Please read Gendered Pandemic in Japan: Childcare, Parents’ Employment, and Housework during Covid-19 through Survey in Yokohama by Naoko Soma: Gendered Pandemic in Japan-Childcare, Parents’ Employment and Housework during Covid-19 through Survey in Yokohama

Abstract: The COVID-19 pandemic has had gendered impacts on employment, housework, and responsibility for childcare for families. This article uses 2020 survey data of parents using childcare facilities in Yokohama, Japan to understand the relationship between childcare and COVID-19, as well as the crisis responses made by families and society during the “voluntary restraint period” when parents were encouraged to stop using daycare facilities. Findings indicate that women experienced burdens related to work, childcare, and housework during this time.
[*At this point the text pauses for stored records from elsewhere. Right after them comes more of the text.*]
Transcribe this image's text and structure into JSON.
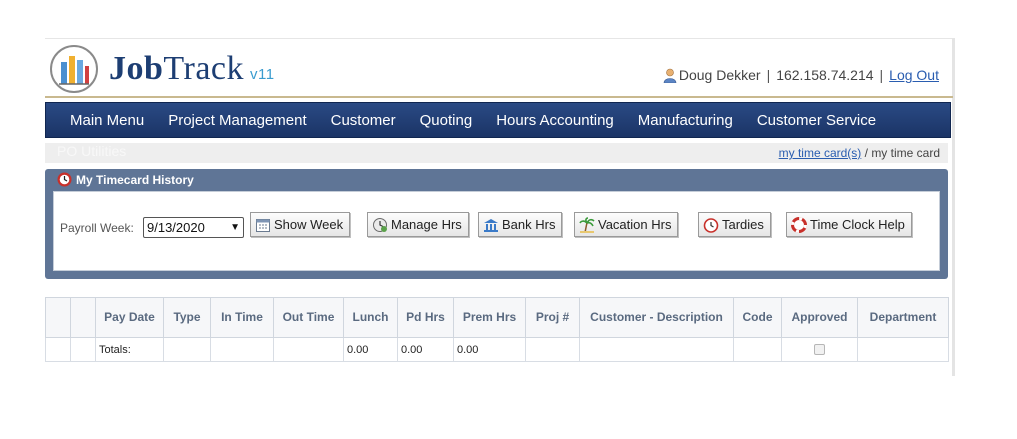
{
  "header": {
    "logo_primary": "Job",
    "logo_secondary": "Track",
    "version": "v11",
    "user_name": "Doug Dekker",
    "separator": "|",
    "ip_address": "162.158.74.214",
    "logout_label": "Log Out"
  },
  "nav": {
    "items": [
      "Main Menu",
      "Project Management",
      "Customer",
      "Quoting",
      "Hours Accounting",
      "Manufacturing",
      "Customer Service"
    ]
  },
  "subbar": {
    "ghost_text": "PO Utilities",
    "crumb_link": "my time card(s)",
    "crumb_sep": " / ",
    "crumb_current": "my time card"
  },
  "panel": {
    "title": "My Timecard History",
    "payroll_label": "Payroll Week:",
    "payroll_value": "9/13/2020",
    "buttons": {
      "show_week": "Show Week",
      "manage_hrs": "Manage Hrs",
      "bank_hrs": "Bank Hrs",
      "vacation_hrs": "Vacation Hrs",
      "tardies": "Tardies",
      "time_clock_help": "Time Clock Help"
    }
  },
  "table": {
    "headers": [
      "",
      "",
      "Pay Date",
      "Type",
      "In Time",
      "Out Time",
      "Lunch",
      "Pd Hrs",
      "Prem Hrs",
      "Proj #",
      "Customer - Description",
      "Code",
      "Approved",
      "Department"
    ],
    "totals_row": {
      "label": "Totals:",
      "lunch": "0.00",
      "pd_hrs": "0.00",
      "prem_hrs": "0.00",
      "approved_checked": false
    }
  },
  "colors": {
    "nav_bg": "#1f3b74",
    "panel_bg": "#5f7596",
    "link": "#2a5db0",
    "header_rule": "#c9b98f",
    "logo_blue": "#1d3e73"
  }
}
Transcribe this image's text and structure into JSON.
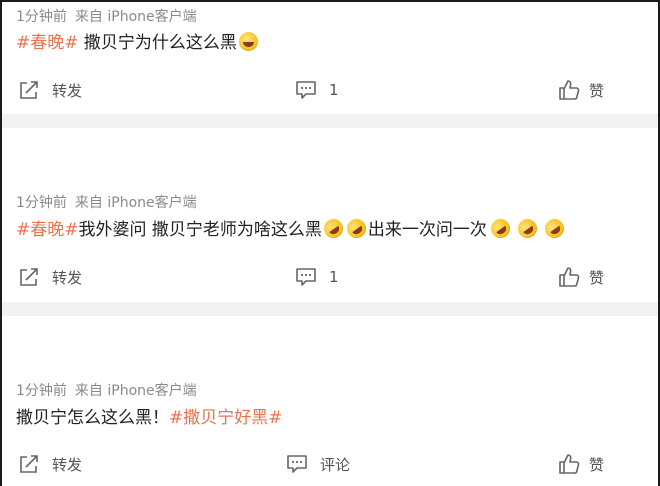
{
  "posts": [
    {
      "time": "1分钟前",
      "source": "来自 iPhone客户端",
      "content_tag": "#春晚#",
      "content_text": " 撒贝宁为什么这么黑",
      "emoji": [
        "laughing-tears-icon"
      ],
      "share_label": "转发",
      "comment_label": "1",
      "like_label": "赞"
    },
    {
      "time": "1分钟前",
      "source": "来自 iPhone客户端",
      "content_tag": "#春晚#",
      "content_text_1": "我外婆问 撒贝宁老师为啥这么黑",
      "content_text_2": "出来一次问一次",
      "emoji": [
        "rolling-laugh-icon",
        "rolling-laugh-icon",
        "rolling-laugh-icon",
        "rolling-laugh-icon",
        "rolling-laugh-icon"
      ],
      "share_label": "转发",
      "comment_label": "1",
      "like_label": "赞"
    },
    {
      "time": "1分钟前",
      "source": "来自 iPhone客户端",
      "content_text": "撒贝宁怎么这么黑！",
      "content_tag": "#撒贝宁好黑#",
      "share_label": "转发",
      "comment_label": "评论",
      "like_label": "赞"
    }
  ],
  "colors": {
    "tag": "#eb7350",
    "meta": "#8a8a8a",
    "separator": "#f2f2f2",
    "text": "#222222"
  }
}
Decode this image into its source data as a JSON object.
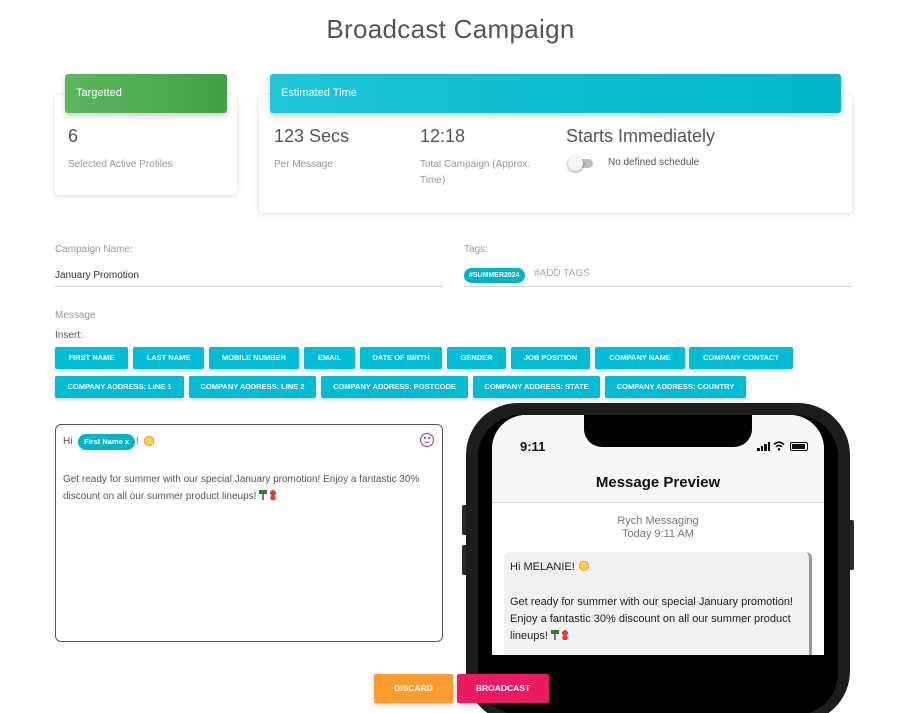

Additionally, extra strains were placed upon socioeconomically vulnerable households, as evidenced through high withdrawal rates from small-scale daycare facilities that supported this population. It is necessary that new daycare policy and action is informed by these findings to understand the integral role of childcare in society and to better respond flexibly to families’ needs and the needs of those from different sectors of society during crisis and disaster times.

Naoko Soma: Naoko Soma is a visiting professor at University of Toronto, Centre for Global Social Policy, Department of Sociology, and a professor at International Graduate School of Social Sciences, Yokohama National University, Japan. After doctoral course of Advanced Social and International Studies at the University of Tokyo in 2005, she was a research fellow (PD) of the Japan Society for the Promotion of Science from 2005 to 2007. She has worked at Yokohama National University since 2007. Her research interests are comparative care and family policy in East Asia, multi-responsibilities of social care, and statistics of social care and caring democracy. She has published papers and books in Japanese and English on childcare, double-care (multi-responsibilities of care) and family policy in Japan and South Korea.